Second, as becomes clear as the narrative of the movie unfolds, this is a fictional telling of the story of how one of the classics of the Pansori canon – Shimcheongga – was composed. As he journeys, Hak-gyu creates the story of Blind Man Shim and his filial daughter, Cheong, to entertain his fellow-travellers and his audiences in the market-places where he performs. After each performance he solicits his audience for any information they might have about the whereabouts of his wife and the activities of the people traffickers. Among his fellow travellers is his own daughter, Cheong (Kim Ha-yeon), who managed to evade the traffickers when her mother Gan-nan (Kim Yu-ri) was seized. In the melee, however, she suffered an injury which caused her to become blind. This is not the only element in Hak-gyu’s journey to be incorporated (with amendment) into the Shimcheongga tale he creates on the road.
Another layer in the journey portrayed in the movie is the development of the pansori art and technique itself. As Director Cho explained to us, one of the difficulties experienced by the accomplished pansori singer Lee Bong-geun in making the movie was that in the earlier scenes he is meant to sing pansori “badly”, or at least not in its most fully-developed form. As he nears the end of his physical journey in search of his wife, and as he composes the resolution of the tale of Blind Man Shim, his pansori voice and technique is honed and perfected until the climactic final performance of the conclusion his new story and art form at the end of the movie.
Thus although The Singer is a pansori movie like Im Kwon-taek’s Seopyeonje, Cheonnyeonhak and Chunhyang they do different things.
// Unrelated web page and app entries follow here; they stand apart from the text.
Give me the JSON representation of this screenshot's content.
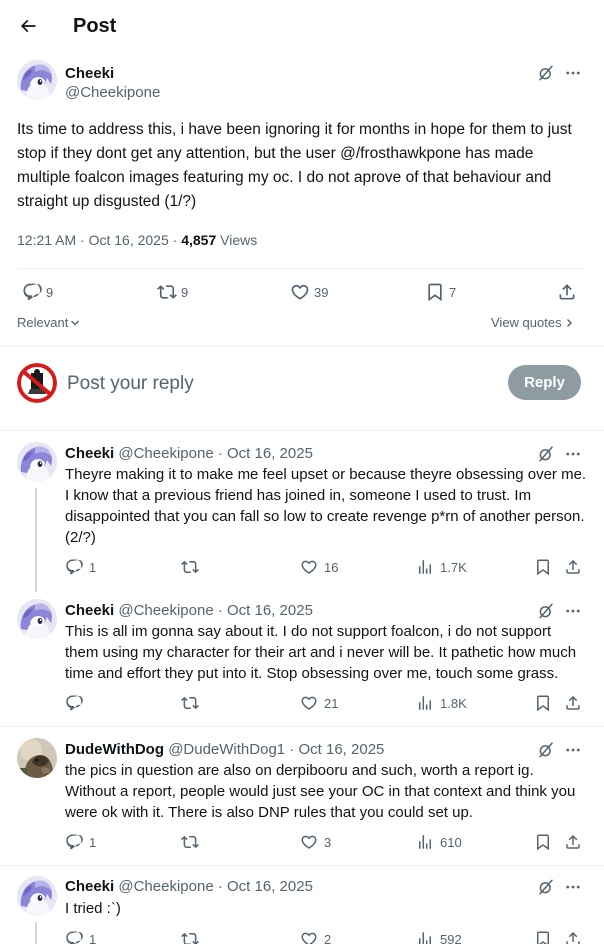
{
  "header": {
    "title": "Post"
  },
  "post": {
    "author_name": "Cheeki",
    "author_handle": "@Cheekipone",
    "text": "Its time to address this, i have been ignoring it for months in hope for them to just stop if they dont get any attention, but the user @/frosthawkpone has made multiple foalcon images featuring my oc. I do not aprove of that behaviour and straight up disgusted (1/?)",
    "time": "12:21 AM · Oct 16, 2025 · ",
    "views_count": "4,857",
    "views_label": " Views",
    "replies": "9",
    "reposts": "9",
    "likes": "39",
    "bookmarks": "7"
  },
  "sort": {
    "relevant_label": "Relevant",
    "view_quotes_label": "View quotes"
  },
  "composer": {
    "placeholder": "Post your reply",
    "button_label": "Reply"
  },
  "replies": [
    {
      "name": "Cheeki",
      "handle": "@Cheekipone",
      "date": "Oct 16, 2025",
      "text": "Theyre making it to make me feel upset or because theyre obsessing over me. I know that a previous friend has joined in, someone I used to trust. Im disappointed that you can fall so low to create revenge p*rn of another person. (2/?)",
      "replies": "1",
      "reposts": "",
      "likes": "16",
      "views": "1.7K"
    },
    {
      "name": "Cheeki",
      "handle": "@Cheekipone",
      "date": "Oct 16, 2025",
      "text": "This is all im gonna say about it. I do not support foalcon, i do not support them using my character for their art and i never will be. It pathetic how much time and effort they put into it. Stop obsessing over me, touch some grass.",
      "replies": "",
      "reposts": "",
      "likes": "21",
      "views": "1.8K"
    },
    {
      "name": "DudeWithDog",
      "handle": "@DudeWithDog1",
      "date": "Oct 16, 2025",
      "text": "the pics in question are also on derpibooru and such, worth a report ig. Without a report, people would just see your OC in that context and think you were ok with it. There is also DNP rules that you could set up.",
      "replies": "1",
      "reposts": "",
      "likes": "3",
      "views": "610"
    },
    {
      "name": "Cheeki",
      "handle": "@Cheekipone",
      "date": "Oct 16, 2025",
      "text": "I tried :`)",
      "replies": "1",
      "reposts": "",
      "likes": "2",
      "views": "592"
    }
  ],
  "separator": " · ",
  "colors": {
    "accent": "#1d9bf0",
    "text": "#0f1419",
    "muted": "#536471",
    "divider": "#eff3f4",
    "reply_button": "#8e9ba3"
  }
}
Seopyeonje and its sequel are adaptations of Yi Chong-jun’s haunting sequence of short stories and explore the nature of han while pleading for the survival of the traditional art form in the face the popularity of encroaching western culture (a plea which the famous 1993 movie contributed to fulfilling); Chunhyang is a retelling of the classic pansori tale. The Singer was authored by the director, himself a musician trained in the traditional techniques. It explores the artistic process itself and the nature of pansori as rooted in the lives of the common people, all wrapped in a simple tale involving the eternal struggle of the poor against their rich oppressors early in the reign of King Yeongjo (r 1724 – 1776), a struggle which, in this instance at least, sees wrongs righted and the unjust punished.
If some of the scenes look too perfect – the actors’ teeth too white, the clothes too well-laundered, the houses and streets too clean – we don’t mind because we suspend disbelief. The early scenes of domestic bliss, with Gan-nan and Cheong playing around the family’s washing, and many of the scenes in the villages and countryside, are a delight to the eye, making the contrast with the conditions suffered by the victims of the people-traffickers more stark.
The story itself, on its surface, is simple and does not make us think too much – apart, maybe, from drawing some parallels with current times when money, not morality, is what brings political power. But what brings satisfaction is the creation of the story within the story and the realisation that what we are seeing is a tribute to the art of pansori: its power as entertainment, its musical technique, and its place in Korean culture and society.
Cho Jungrae (조정래) The Singer (광대: 소리꾼 감독판, 2020)
- Watch The Singer on Amazon Prime
- Director Cho’s interview with London Korean Links and Hangul Celluloid
- Director Cho’s interview with the Korea JoongAng Daily
- Ten Years Ttorang Gwangdae – Jan Creutzenberg looks at the aims of a modern pansori movement formed in 2004. Cho Jungrae was a founding member
Photos © Little Big Pictures